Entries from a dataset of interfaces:

· · · · ·

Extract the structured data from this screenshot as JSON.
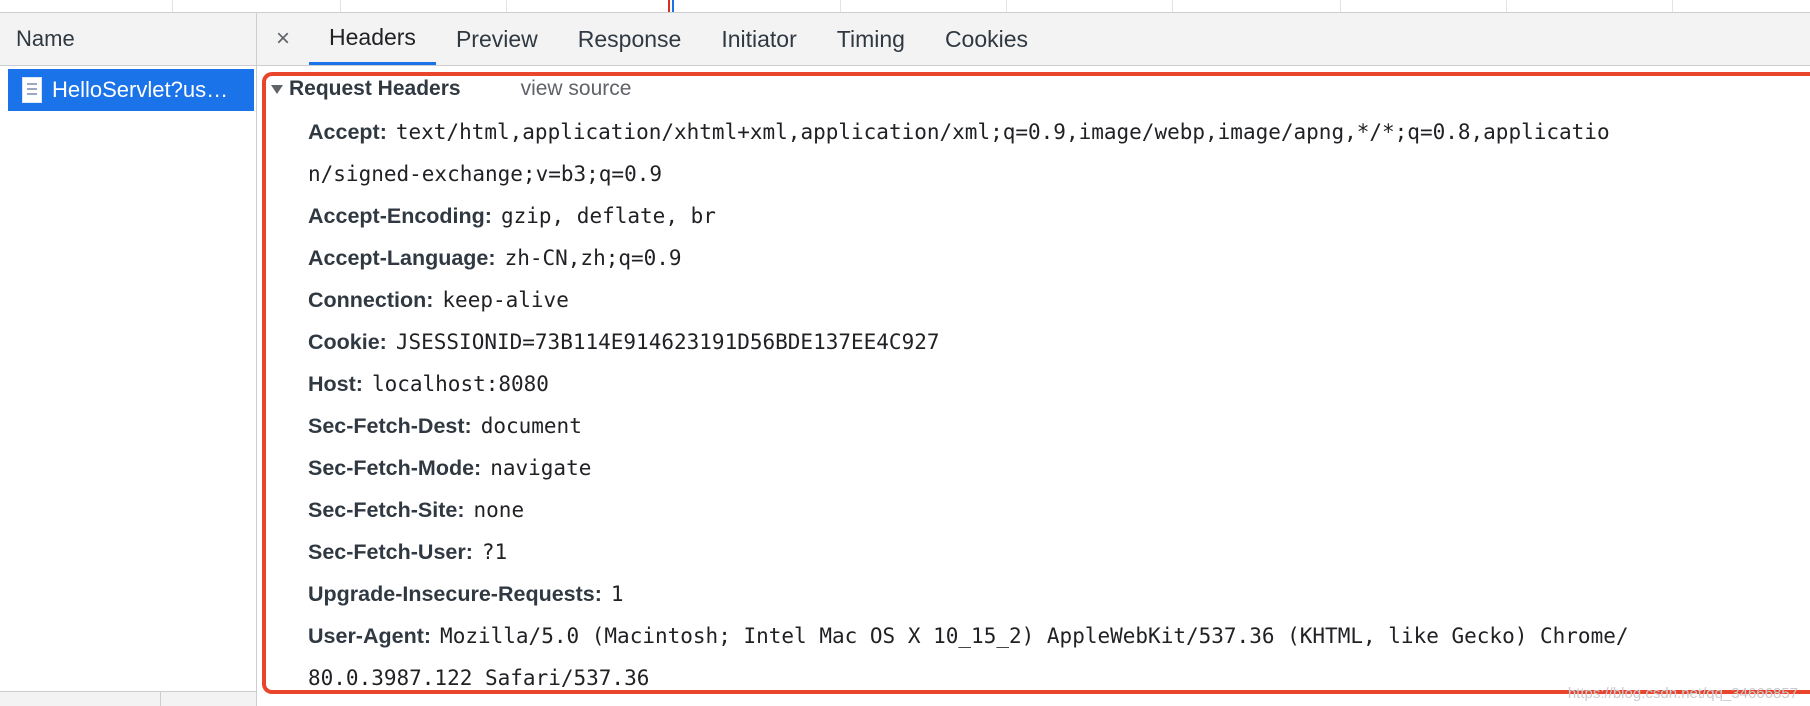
{
  "left_panel": {
    "header": "Name",
    "selected_request": "HelloServlet?us…"
  },
  "tabs": [
    {
      "label": "Headers",
      "active": true
    },
    {
      "label": "Preview",
      "active": false
    },
    {
      "label": "Response",
      "active": false
    },
    {
      "label": "Initiator",
      "active": false
    },
    {
      "label": "Timing",
      "active": false
    },
    {
      "label": "Cookies",
      "active": false
    }
  ],
  "close_glyph": "×",
  "section": {
    "title": "Request Headers",
    "view_source": "view source"
  },
  "headers": [
    {
      "key": "Accept:",
      "value": "text/html,application/xhtml+xml,application/xml;q=0.9,image/webp,image/apng,*/*;q=0.8,applicatio",
      "cont": "n/signed-exchange;v=b3;q=0.9"
    },
    {
      "key": "Accept-Encoding:",
      "value": "gzip, deflate, br"
    },
    {
      "key": "Accept-Language:",
      "value": "zh-CN,zh;q=0.9"
    },
    {
      "key": "Connection:",
      "value": "keep-alive"
    },
    {
      "key": "Cookie:",
      "value": "JSESSIONID=73B114E914623191D56BDE137EE4C927"
    },
    {
      "key": "Host:",
      "value": "localhost:8080"
    },
    {
      "key": "Sec-Fetch-Dest:",
      "value": "document"
    },
    {
      "key": "Sec-Fetch-Mode:",
      "value": "navigate"
    },
    {
      "key": "Sec-Fetch-Site:",
      "value": "none"
    },
    {
      "key": "Sec-Fetch-User:",
      "value": "?1"
    },
    {
      "key": "Upgrade-Insecure-Requests:",
      "value": "1"
    },
    {
      "key": "User-Agent:",
      "value": "Mozilla/5.0 (Macintosh; Intel Mac OS X 10_15_2) AppleWebKit/537.36 (KHTML, like Gecko) Chrome/",
      "cont": "80.0.3987.122 Safari/537.36"
    }
  ],
  "watermark": "https://blog.csdn.net/qq_34666857",
  "colors": {
    "accent": "#1a73e8",
    "highlight_box": "#e8452c"
  }
}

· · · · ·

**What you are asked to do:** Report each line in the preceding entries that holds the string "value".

**Answer to the problem:**
      "value": "text/html,application/xhtml+xml,application/xml;q=0.9,image/webp,image/apng,*/*;q=0.8,applicatio",
      "value": "gzip, deflate, br"
      "value": "zh-CN,zh;q=0.9"
      "value": "keep-alive"
      "value": "JSESSIONID=73B114E914623191D56BDE137EE4C927"
      "value": "localhost:8080"
      "value": "document"
      "value": "navigate"
      "value": "none"
      "value": "?1"
      "value": "1"
      "value": "Mozilla/5.0 (Macintosh; Intel Mac OS X 10_15_2) AppleWebKit/537.36 (KHTML, like Gecko) Chrome/",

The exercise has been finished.